Montag was editor of Margins: A Review of Little Magazines and Small Press Books during the 1970s, and an editor and feature writer for Wisconsin's Fox River Patriot during its heyday from 1977–1979. With his wife Mary, he edited and published the Wisconsin Poet's Calendar 1982–1984, subsequently handed to the Wisconsin Fellowship of Poets to continue.

A poet with ink in his blood, Montag worked nearly a quarter of a century at Ripon Community Printers, Ripon, Wisconsin, for the Lyke family, serving as a pressman, supervisor, training director, and manager of customer service at the award-winning company. During those years, much of his poetry came in the guise of pithy sayings from a little Oriental fellow Montag calls Ben Zen. Four collections of the BZ poems were published between 1992 and 2000. The Big Book of Ben Zen was published in 2004.

In his memoir, Curlew: Home (2001), Montag returned to his roots, writing about his first fourteen years spent on a farm outside Curlew, Iowa, and about his sense of loss revisiting the community forty years later. Curlew: Home was read on Iowa Public Radio in 2002; a selection from it was posted on the Prairie Home Companion website. Kissing Poetry's Sister (2002) gathered eleven of Montag's essays about writing and being a writer, including his long piece on creative nonfiction. The first of Montag's, "Plain Poems" saw print in The Sweet Bite of Morning (2003).
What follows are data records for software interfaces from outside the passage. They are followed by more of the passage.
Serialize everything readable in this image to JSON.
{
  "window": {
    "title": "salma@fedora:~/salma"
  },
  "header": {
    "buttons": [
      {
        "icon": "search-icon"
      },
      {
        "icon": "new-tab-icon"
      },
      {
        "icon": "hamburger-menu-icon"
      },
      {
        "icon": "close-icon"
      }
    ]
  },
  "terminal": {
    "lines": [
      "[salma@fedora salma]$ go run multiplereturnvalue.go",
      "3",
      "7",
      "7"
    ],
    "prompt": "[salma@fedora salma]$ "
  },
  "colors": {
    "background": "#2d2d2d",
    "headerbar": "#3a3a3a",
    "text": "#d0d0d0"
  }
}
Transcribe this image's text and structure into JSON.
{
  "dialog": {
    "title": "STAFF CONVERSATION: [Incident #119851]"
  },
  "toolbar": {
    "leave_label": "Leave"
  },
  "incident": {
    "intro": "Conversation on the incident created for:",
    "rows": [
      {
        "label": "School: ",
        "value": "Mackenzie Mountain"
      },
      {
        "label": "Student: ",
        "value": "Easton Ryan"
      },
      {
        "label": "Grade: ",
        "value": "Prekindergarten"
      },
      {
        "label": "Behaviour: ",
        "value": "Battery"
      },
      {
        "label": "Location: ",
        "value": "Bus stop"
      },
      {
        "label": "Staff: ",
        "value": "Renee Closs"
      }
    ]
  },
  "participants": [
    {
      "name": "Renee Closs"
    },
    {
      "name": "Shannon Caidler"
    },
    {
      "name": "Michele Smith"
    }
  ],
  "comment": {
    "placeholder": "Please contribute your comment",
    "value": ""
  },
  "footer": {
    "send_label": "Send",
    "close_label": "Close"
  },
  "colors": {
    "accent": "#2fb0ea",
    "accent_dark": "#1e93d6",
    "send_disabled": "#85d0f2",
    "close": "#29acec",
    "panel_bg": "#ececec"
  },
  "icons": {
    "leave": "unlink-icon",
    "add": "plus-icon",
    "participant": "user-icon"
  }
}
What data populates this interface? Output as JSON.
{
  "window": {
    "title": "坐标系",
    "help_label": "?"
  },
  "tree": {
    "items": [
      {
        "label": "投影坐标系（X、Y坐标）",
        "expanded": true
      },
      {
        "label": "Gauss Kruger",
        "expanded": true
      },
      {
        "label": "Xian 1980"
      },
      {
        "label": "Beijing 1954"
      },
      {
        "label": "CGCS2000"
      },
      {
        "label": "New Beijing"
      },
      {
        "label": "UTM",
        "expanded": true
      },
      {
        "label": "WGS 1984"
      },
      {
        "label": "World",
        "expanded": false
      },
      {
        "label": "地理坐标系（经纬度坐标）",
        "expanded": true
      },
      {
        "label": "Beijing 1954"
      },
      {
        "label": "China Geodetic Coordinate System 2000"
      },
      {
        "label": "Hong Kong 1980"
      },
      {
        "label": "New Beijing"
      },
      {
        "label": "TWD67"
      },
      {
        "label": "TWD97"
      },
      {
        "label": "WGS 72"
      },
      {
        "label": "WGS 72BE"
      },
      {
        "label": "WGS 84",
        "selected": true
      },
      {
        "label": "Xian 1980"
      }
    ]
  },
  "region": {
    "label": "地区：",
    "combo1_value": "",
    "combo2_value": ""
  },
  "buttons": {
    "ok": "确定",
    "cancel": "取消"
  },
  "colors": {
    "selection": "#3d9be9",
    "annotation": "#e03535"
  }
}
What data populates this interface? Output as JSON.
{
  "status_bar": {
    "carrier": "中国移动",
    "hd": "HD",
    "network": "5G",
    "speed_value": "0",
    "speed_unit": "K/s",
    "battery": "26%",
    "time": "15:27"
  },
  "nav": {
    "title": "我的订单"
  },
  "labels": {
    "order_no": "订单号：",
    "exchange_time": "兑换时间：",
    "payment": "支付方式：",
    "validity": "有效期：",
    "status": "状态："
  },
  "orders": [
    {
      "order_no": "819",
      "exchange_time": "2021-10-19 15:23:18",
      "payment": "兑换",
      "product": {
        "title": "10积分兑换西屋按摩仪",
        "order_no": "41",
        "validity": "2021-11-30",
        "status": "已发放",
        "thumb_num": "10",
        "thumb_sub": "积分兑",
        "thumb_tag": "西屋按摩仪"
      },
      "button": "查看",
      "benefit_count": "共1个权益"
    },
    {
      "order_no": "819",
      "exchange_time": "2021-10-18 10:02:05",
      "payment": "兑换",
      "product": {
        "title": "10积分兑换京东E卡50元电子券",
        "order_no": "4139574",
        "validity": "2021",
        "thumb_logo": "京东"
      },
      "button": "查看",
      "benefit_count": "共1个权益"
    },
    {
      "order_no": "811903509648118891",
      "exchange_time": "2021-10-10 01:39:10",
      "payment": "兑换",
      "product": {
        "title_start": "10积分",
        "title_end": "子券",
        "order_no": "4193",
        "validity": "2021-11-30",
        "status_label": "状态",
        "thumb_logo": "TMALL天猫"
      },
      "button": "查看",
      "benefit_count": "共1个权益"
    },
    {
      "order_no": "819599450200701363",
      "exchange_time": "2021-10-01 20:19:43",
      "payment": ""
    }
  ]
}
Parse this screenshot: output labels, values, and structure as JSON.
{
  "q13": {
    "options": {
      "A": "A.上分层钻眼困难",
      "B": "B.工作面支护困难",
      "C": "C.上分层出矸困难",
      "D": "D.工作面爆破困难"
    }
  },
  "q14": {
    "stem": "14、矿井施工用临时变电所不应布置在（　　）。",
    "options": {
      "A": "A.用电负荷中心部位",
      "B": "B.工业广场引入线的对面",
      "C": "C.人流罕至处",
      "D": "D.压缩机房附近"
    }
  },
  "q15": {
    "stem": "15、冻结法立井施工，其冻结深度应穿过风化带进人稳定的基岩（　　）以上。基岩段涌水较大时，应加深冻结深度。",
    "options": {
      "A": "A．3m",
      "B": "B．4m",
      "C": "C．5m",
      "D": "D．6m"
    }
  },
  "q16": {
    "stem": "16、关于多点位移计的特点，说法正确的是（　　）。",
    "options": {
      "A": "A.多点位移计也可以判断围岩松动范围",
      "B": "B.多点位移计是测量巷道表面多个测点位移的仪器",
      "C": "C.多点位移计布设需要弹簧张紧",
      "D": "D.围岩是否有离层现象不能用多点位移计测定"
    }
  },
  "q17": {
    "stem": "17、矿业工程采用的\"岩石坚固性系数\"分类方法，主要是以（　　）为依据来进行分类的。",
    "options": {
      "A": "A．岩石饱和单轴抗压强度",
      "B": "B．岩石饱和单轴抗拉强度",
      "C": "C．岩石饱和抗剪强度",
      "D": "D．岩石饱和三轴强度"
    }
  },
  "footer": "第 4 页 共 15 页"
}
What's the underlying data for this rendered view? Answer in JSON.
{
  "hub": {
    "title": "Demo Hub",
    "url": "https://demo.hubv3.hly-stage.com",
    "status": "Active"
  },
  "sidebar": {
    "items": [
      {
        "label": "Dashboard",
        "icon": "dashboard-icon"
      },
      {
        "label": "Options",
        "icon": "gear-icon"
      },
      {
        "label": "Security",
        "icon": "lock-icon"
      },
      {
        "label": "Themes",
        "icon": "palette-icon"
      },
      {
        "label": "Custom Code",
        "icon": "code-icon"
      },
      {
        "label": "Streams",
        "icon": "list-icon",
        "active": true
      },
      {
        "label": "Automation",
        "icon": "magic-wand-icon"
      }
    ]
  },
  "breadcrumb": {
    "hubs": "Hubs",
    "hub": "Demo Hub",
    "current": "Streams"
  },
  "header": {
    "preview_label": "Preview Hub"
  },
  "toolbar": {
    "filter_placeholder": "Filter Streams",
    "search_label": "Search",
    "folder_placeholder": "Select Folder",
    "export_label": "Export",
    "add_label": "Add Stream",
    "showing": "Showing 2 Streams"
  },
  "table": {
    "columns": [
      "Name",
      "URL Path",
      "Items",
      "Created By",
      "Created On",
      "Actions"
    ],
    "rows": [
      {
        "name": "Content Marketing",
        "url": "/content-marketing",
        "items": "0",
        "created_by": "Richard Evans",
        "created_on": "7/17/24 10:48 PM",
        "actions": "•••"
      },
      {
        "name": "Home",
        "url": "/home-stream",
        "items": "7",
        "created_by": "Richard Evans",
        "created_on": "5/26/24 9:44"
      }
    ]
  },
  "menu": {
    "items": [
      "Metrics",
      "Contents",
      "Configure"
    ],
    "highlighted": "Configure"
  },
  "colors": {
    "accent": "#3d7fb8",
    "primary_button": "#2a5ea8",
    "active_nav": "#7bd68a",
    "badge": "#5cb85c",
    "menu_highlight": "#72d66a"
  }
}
In October, 2002, Montag "retired" from his job in printing to pursue "Vagabond in the Middle," a five-year attempt to find what makes us middle western. Since then he has been collecting stories from residents of twelve communities across the middle west, true stories of their families, their lives, their connections to the places they inhabit. Reports on progress of the project and extracts from the Vagabond's journal are to be found in the Vagabond newsletter, at the website: ; and at Montag's blog The Middlewesterner at: .

His early retirement also allows Montag to pursue independent teaching of poetry and nonfiction prose; he has delivered such sessions in Wisconsin, Iowa, Minnesota, Nebraska, and South Dakota—on keeping a writer's journal, on writing poetry and all varieties of creative nonfiction and memoir. He has twice been a Visiting Writer at Lakeland College, Sheboygan, Wisconsin, teaching Creative Nonfiction one semester and Advanced Composition another. Montag was one of the featured writers at Lakeland's Great Lakes Writers Conference in 2004 and was a Tom McGrath Visiting Writer at University of Minnesota-Moorhead in 2005. He talked about his Vagabond project at Marshall Fest: A Celebration of Rural Writers and Rural Writing held in October, 2005, at the University of Minnesota in Marshall, Minnesota. During the Wisconsin Writers Conferences held at UW-Baraboo/Sauk County in 2004 and 2006 Montag read from his poetry and presented his essay "Lorine's Toolbox: A Working Poet Looks at Niedecker's Poetics" and his study of the books and marginalia in Niedecker's personal library. He will be delivering his "99 Propositions: Writing Poetry Successfully" to the annual convention of the Wisconsin Regional Writers Association in Janesville, Wisconsin in September, 2006.

Montag is currently preparing two collections of his essays for publication, The Idea of the Local and Personal Papers. He is co-authoring a memoir of a boyhood spent in Milwaukee's Old Third Ward during the Depression, to be called Peter's Story. He continues working at his "Plain Poems," and he remains involved with Fairwater's Historical Society, handling publicity and collecting oral histories from current and former village residents.

Montag lives with Mary, his wife of more than thirty years, in a big cinnamon-colored house in Fairwater; the couple has two grown daughters, Jenifer and Jessica.


We scuba-dive for a week each January in Cozumel. We canoe for a week each August in Quetico. I collect "end-of-the-road" experiences at every opportunity. I eat.